BEGIN Recorded data
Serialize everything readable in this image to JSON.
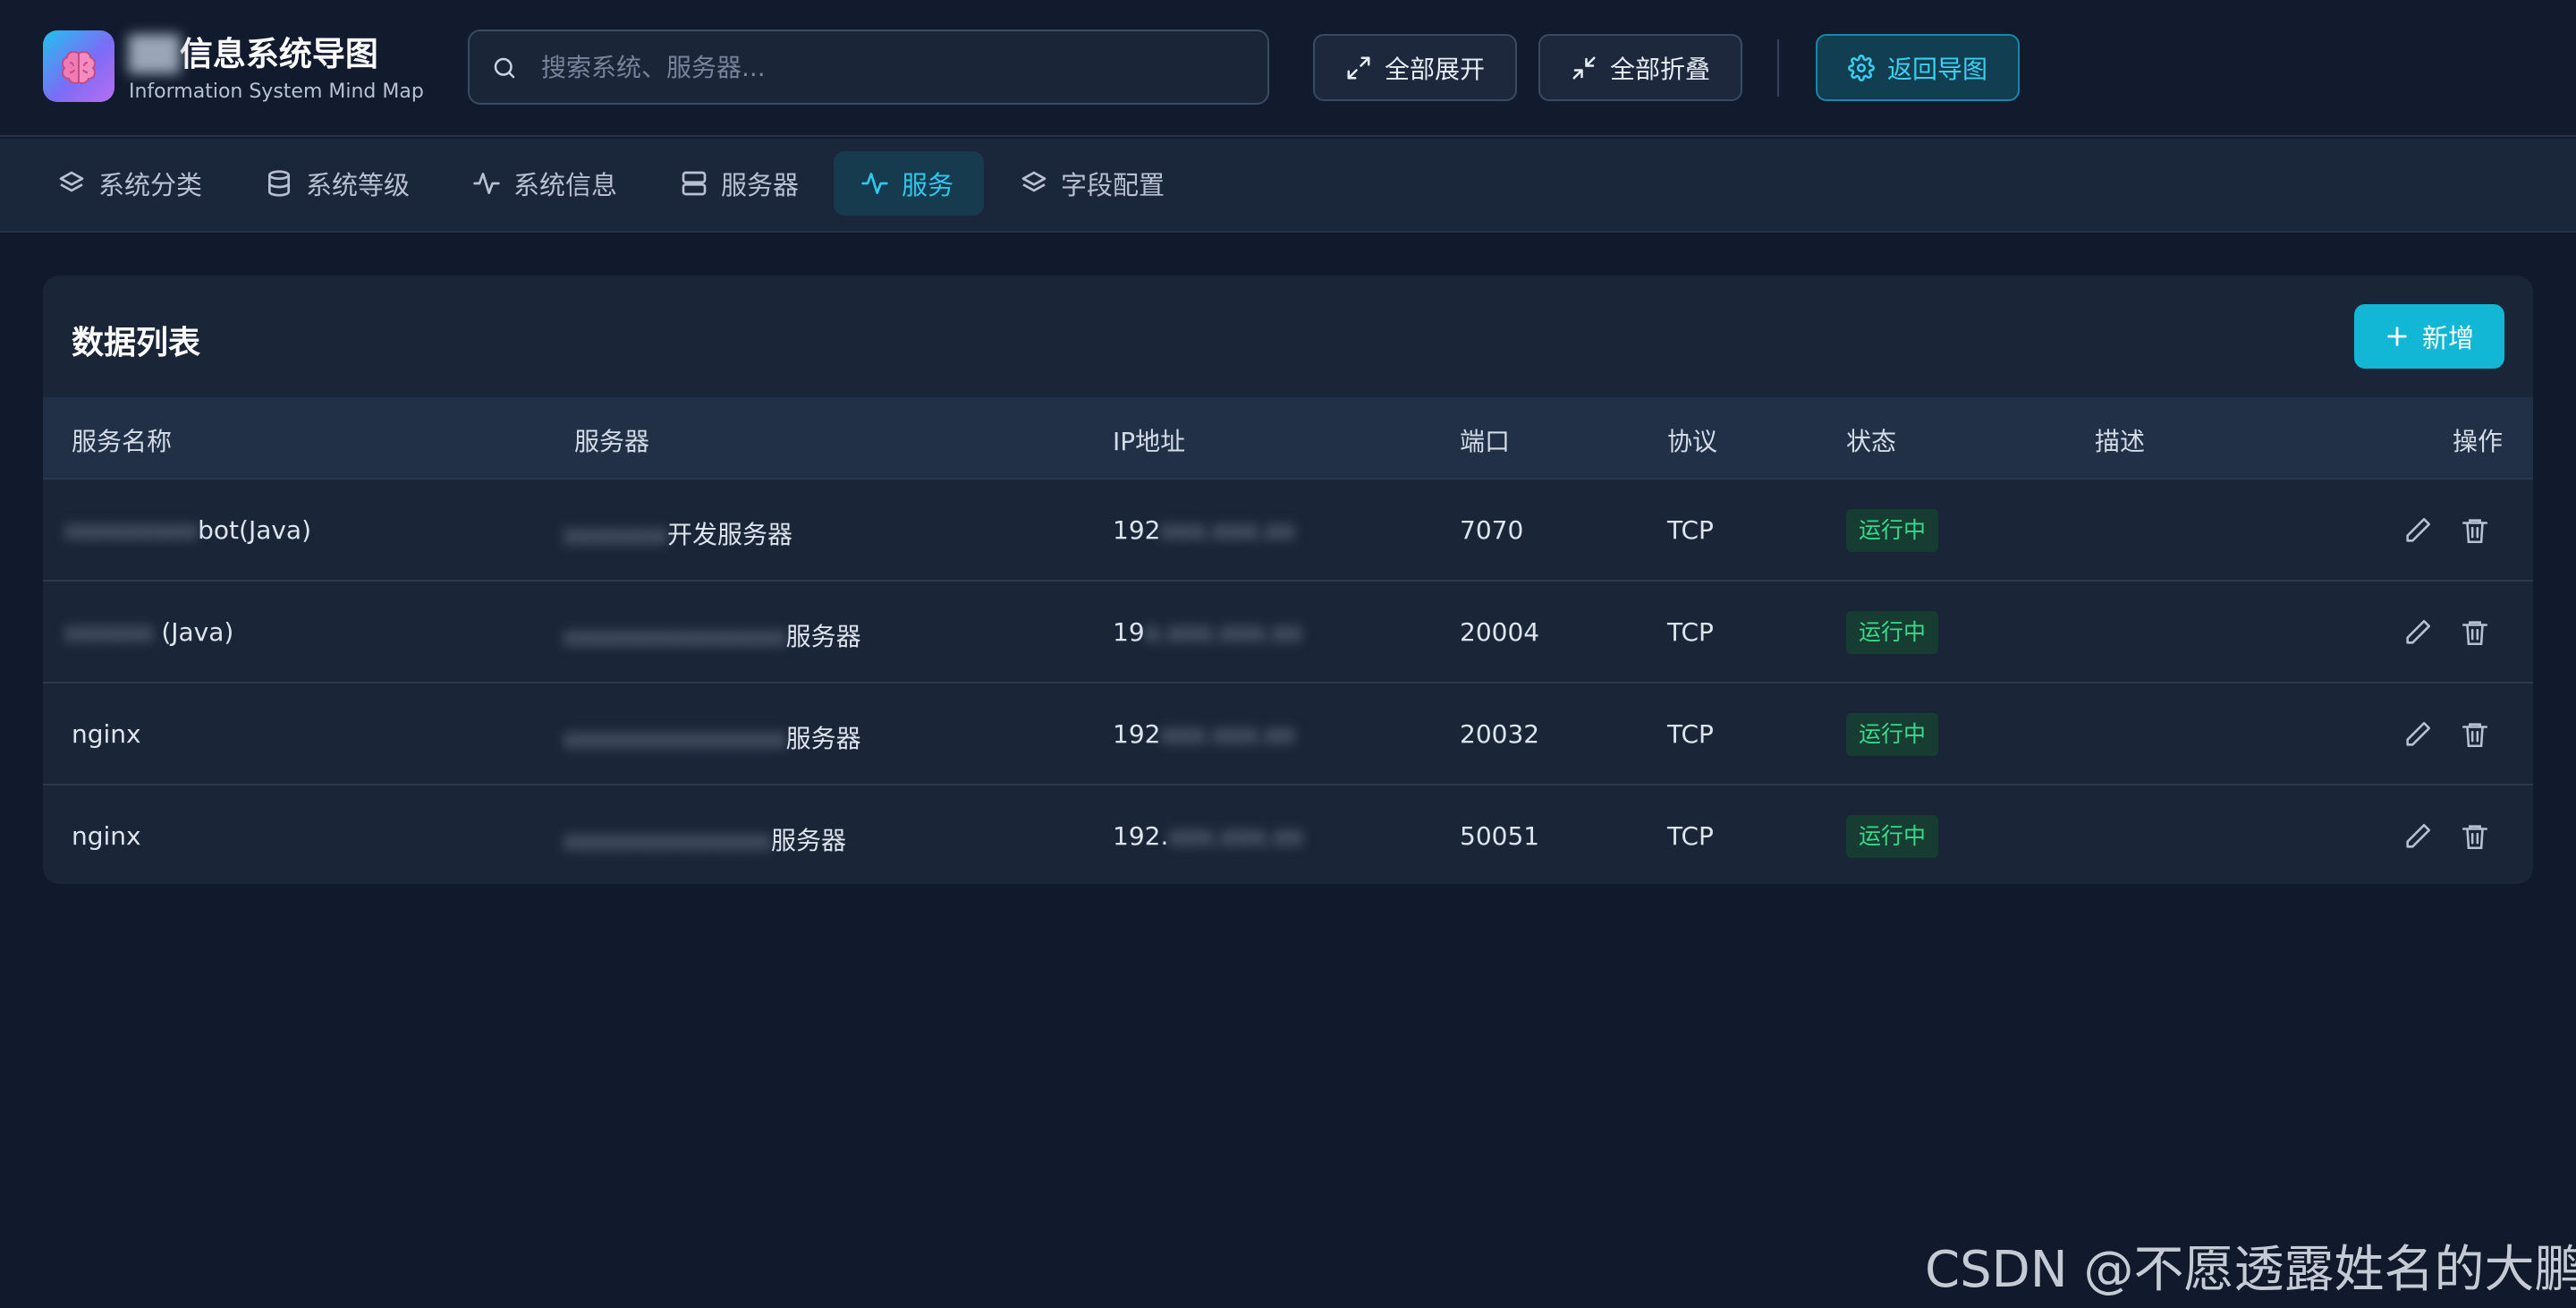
{
  "header": {
    "title_blurred": "██",
    "title": "信息系统导图",
    "subtitle": "Information System Mind Map",
    "search_placeholder": "搜索系统、服务器...",
    "expand_all": "全部展开",
    "collapse_all": "全部折叠",
    "back_to_map": "返回导图",
    "logo_icon": "brain-icon"
  },
  "nav": {
    "tabs": [
      {
        "label": "系统分类",
        "icon": "layers-icon",
        "active": false
      },
      {
        "label": "系统等级",
        "icon": "database-icon",
        "active": false
      },
      {
        "label": "系统信息",
        "icon": "activity-icon",
        "active": false
      },
      {
        "label": "服务器",
        "icon": "server-icon",
        "active": false
      },
      {
        "label": "服务",
        "icon": "activity-icon",
        "active": true
      },
      {
        "label": "字段配置",
        "icon": "layers-icon",
        "active": false
      }
    ]
  },
  "table": {
    "title": "数据列表",
    "add_label": "新增",
    "columns": [
      "服务名称",
      "服务器",
      "IP地址",
      "端口",
      "协议",
      "状态",
      "描述",
      "操作"
    ],
    "rows": [
      {
        "name_blur": "xxxxxxxxx",
        "name": "bot(Java)",
        "server_blur": "xxxxxxx",
        "server": "开发服务器",
        "ip_prefix": "192",
        "ip_blur": "xxx.xxx.xx",
        "port": "7070",
        "protocol": "TCP",
        "status": "运行中",
        "desc": ""
      },
      {
        "name_blur": "xxxxxx",
        "name": "(Java)",
        "server_blur": "xxxxxxxxxxxxxxx",
        "server": "服务器",
        "ip_prefix": "19",
        "ip_blur": "x.xxx.xxx.xx",
        "port": "20004",
        "protocol": "TCP",
        "status": "运行中",
        "desc": ""
      },
      {
        "name_blur": "",
        "name": "nginx",
        "server_blur": "xxxxxxxxxxxxxxx",
        "server": "服务器",
        "ip_prefix": "192",
        "ip_blur": "xxx.xxx.xx",
        "port": "20032",
        "protocol": "TCP",
        "status": "运行中",
        "desc": ""
      },
      {
        "name_blur": "",
        "name": "nginx",
        "server_blur": "xxxxxxxxxxxxxx",
        "server": "服务器",
        "ip_prefix": "192.",
        "ip_blur": "xxx.xxx.xx",
        "port": "50051",
        "protocol": "TCP",
        "status": "运行中",
        "desc": ""
      }
    ]
  },
  "colors": {
    "background": "#111a2c",
    "accent": "#13b7d6",
    "active_tab_text": "#2fc7ec",
    "status_green": "#38d98a"
  },
  "watermark": "CSDN @不愿透露姓名的大鹏"
}
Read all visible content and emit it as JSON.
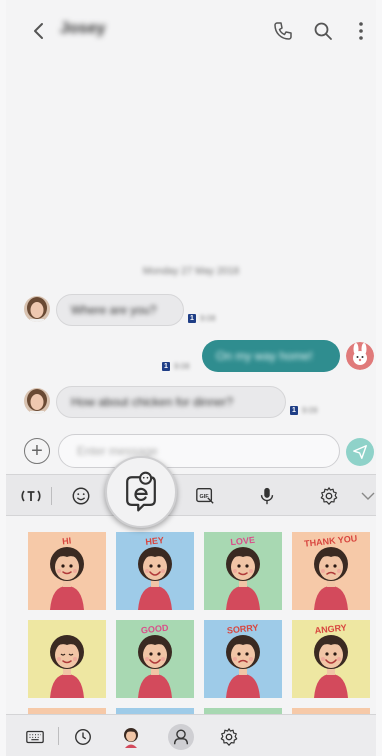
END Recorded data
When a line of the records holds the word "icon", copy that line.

• **Response below**
    "logo_icon": "brain-icon"
        "icon": "layers-icon",
        "icon": "database-icon",
        "icon": "activity-icon",
        "icon": "server-icon",
        "icon": "activity-icon",
        "icon": "layers-icon",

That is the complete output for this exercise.